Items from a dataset
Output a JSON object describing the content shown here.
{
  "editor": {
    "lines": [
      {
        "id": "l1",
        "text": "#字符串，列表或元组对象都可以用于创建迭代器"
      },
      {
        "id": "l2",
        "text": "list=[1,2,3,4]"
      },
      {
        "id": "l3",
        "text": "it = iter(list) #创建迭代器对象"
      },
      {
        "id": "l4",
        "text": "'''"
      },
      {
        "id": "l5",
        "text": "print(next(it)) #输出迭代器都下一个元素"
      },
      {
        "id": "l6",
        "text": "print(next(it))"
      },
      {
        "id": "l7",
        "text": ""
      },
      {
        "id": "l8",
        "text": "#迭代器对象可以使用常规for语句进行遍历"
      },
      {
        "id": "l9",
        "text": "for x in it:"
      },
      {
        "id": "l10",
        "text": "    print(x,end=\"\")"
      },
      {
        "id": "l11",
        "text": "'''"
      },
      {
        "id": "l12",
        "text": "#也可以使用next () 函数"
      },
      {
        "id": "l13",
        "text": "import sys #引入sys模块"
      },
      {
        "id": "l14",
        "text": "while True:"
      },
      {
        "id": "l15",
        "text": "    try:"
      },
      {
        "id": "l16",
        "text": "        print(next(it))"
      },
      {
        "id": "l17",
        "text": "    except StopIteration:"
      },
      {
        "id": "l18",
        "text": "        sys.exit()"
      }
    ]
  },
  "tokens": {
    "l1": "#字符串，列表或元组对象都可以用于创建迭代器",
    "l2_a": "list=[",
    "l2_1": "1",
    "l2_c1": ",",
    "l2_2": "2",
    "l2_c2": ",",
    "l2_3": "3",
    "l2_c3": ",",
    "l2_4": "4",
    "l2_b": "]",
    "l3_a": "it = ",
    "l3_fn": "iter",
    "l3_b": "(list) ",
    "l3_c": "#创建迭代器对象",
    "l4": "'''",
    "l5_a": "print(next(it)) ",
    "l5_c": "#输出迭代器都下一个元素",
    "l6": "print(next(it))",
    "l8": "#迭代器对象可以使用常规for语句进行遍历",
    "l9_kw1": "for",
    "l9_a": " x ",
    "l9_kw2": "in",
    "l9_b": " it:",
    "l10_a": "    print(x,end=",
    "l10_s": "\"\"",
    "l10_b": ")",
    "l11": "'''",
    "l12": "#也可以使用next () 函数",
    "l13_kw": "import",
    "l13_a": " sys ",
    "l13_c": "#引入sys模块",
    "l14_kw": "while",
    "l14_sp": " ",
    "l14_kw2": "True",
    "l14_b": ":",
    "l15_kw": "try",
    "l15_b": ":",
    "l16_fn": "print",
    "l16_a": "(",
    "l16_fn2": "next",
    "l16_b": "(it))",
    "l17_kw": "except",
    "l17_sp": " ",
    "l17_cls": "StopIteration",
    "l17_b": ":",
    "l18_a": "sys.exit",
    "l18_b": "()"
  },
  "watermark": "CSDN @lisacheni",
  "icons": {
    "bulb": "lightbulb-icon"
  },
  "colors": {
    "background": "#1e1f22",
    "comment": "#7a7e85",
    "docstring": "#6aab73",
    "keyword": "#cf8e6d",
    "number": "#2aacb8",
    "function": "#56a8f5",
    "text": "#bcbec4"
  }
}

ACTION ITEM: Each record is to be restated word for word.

THE COMPLETED TASK:
Output a JSON object describing the content shown here.
{
  "editor": {
    "lines": [
      {
        "id": "l1",
        "text": "#字符串，列表或元组对象都可以用于创建迭代器"
      },
      {
        "id": "l2",
        "text": "list=[1,2,3,4]"
      },
      {
        "id": "l3",
        "text": "it = iter(list) #创建迭代器对象"
      },
      {
        "id": "l4",
        "text": "'''"
      },
      {
        "id": "l5",
        "text": "print(next(it)) #输出迭代器都下一个元素"
      },
      {
        "id": "l6",
        "text": "print(next(it))"
      },
      {
        "id": "l7",
        "text": ""
      },
      {
        "id": "l8",
        "text": "#迭代器对象可以使用常规for语句进行遍历"
      },
      {
        "id": "l9",
        "text": "for x in it:"
      },
      {
        "id": "l10",
        "text": "    print(x,end=\"\")"
      },
      {
        "id": "l11",
        "text": "'''"
      },
      {
        "id": "l12",
        "text": "#也可以使用next () 函数"
      },
      {
        "id": "l13",
        "text": "import sys #引入sys模块"
      },
      {
        "id": "l14",
        "text": "while True:"
      },
      {
        "id": "l15",
        "text": "    try:"
      },
      {
        "id": "l16",
        "text": "        print(next(it))"
      },
      {
        "id": "l17",
        "text": "    except StopIteration:"
      },
      {
        "id": "l18",
        "text": "        sys.exit()"
      }
    ]
  },
  "tokens": {
    "l1": "#字符串，列表或元组对象都可以用于创建迭代器",
    "l2_a": "list=[",
    "l2_1": "1",
    "l2_c1": ",",
    "l2_2": "2",
    "l2_c2": ",",
    "l2_3": "3",
    "l2_c3": ",",
    "l2_4": "4",
    "l2_b": "]",
    "l3_a": "it = ",
    "l3_fn": "iter",
    "l3_b": "(list) ",
    "l3_c": "#创建迭代器对象",
    "l4": "'''",
    "l5_a": "print(next(it)) ",
    "l5_c": "#输出迭代器都下一个元素",
    "l6": "print(next(it))",
    "l8": "#迭代器对象可以使用常规for语句进行遍历",
    "l9_kw1": "for",
    "l9_a": " x ",
    "l9_kw2": "in",
    "l9_b": " it:",
    "l10_a": "    print(x,end=",
    "l10_s": "\"\"",
    "l10_b": ")",
    "l11": "'''",
    "l12": "#也可以使用next () 函数",
    "l13_kw": "import",
    "l13_a": " sys ",
    "l13_c": "#引入sys模块",
    "l14_kw": "while",
    "l14_sp": " ",
    "l14_kw2": "True",
    "l14_b": ":",
    "l15_kw": "try",
    "l15_b": ":",
    "l16_fn": "print",
    "l16_a": "(",
    "l16_fn2": "next",
    "l16_b": "(it))",
    "l17_kw": "except",
    "l17_sp": " ",
    "l17_cls": "StopIteration",
    "l17_b": ":",
    "l18_a": "sys.exit",
    "l18_b": "()"
  },
  "watermark": "CSDN @lisacheni",
  "icons": {
    "bulb": "lightbulb-icon"
  },
  "colors": {
    "background": "#1e1f22",
    "comment": "#7a7e85",
    "docstring": "#6aab73",
    "keyword": "#cf8e6d",
    "number": "#2aacb8",
    "function": "#56a8f5",
    "text": "#bcbec4"
  }
}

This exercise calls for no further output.